Data records for software interfaces
- Opening Delimiter -
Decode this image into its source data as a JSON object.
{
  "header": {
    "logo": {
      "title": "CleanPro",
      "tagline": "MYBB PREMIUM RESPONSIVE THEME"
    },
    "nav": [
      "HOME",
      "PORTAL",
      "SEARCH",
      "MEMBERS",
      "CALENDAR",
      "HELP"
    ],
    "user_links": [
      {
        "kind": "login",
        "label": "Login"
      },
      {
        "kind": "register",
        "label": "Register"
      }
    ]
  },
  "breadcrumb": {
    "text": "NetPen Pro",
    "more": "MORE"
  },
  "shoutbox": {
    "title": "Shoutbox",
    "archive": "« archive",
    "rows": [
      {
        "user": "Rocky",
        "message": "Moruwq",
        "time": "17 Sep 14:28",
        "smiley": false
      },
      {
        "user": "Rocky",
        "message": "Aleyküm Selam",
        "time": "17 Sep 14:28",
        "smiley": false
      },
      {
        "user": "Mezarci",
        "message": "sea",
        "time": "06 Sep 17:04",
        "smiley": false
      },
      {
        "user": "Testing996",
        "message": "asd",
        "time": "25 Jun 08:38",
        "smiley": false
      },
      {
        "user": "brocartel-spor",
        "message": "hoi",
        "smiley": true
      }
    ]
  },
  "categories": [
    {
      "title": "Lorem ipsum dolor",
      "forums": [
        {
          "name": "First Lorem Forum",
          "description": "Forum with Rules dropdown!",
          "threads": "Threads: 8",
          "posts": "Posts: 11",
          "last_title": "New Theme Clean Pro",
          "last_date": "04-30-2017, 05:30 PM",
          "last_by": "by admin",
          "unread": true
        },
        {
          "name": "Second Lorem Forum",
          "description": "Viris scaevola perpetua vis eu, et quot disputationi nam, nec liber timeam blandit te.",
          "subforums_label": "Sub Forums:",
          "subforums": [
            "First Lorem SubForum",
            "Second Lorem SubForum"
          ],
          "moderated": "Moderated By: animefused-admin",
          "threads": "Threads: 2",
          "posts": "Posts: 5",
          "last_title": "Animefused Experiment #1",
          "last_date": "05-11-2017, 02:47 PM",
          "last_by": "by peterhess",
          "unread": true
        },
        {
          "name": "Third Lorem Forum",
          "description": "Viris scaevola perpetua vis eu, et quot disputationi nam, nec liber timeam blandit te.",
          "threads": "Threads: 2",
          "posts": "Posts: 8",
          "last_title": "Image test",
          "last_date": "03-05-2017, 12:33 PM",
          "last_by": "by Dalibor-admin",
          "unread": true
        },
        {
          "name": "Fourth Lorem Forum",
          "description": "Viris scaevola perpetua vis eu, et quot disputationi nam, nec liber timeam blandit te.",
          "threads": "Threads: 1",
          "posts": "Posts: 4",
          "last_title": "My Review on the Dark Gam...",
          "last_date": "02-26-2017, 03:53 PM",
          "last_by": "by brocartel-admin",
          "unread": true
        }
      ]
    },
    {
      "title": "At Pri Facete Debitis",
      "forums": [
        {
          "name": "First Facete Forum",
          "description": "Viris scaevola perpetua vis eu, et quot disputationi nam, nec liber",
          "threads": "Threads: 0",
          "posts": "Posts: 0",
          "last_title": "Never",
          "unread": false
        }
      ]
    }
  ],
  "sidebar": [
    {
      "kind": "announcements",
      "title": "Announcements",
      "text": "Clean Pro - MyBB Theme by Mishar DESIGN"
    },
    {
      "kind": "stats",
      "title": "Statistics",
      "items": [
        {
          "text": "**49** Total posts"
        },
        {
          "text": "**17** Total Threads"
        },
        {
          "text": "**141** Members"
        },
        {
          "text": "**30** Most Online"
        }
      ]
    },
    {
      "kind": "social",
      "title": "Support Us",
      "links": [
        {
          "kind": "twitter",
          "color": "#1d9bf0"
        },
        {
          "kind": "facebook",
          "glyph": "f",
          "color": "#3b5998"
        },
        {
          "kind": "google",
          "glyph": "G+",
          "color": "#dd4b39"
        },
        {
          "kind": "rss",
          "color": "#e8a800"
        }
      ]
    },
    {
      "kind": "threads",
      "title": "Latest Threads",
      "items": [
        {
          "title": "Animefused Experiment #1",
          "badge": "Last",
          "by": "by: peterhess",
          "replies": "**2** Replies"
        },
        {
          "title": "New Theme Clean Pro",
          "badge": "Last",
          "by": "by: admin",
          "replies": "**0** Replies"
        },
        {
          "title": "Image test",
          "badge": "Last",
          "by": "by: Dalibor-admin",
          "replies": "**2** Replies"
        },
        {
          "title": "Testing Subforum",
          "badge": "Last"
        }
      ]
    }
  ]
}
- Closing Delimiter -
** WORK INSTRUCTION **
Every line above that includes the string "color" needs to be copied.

** YOUR RESPONSE **
          "color": "#1d9bf0"
          "color": "#3b5998"
          "color": "#dd4b39"
          "color": "#e8a800"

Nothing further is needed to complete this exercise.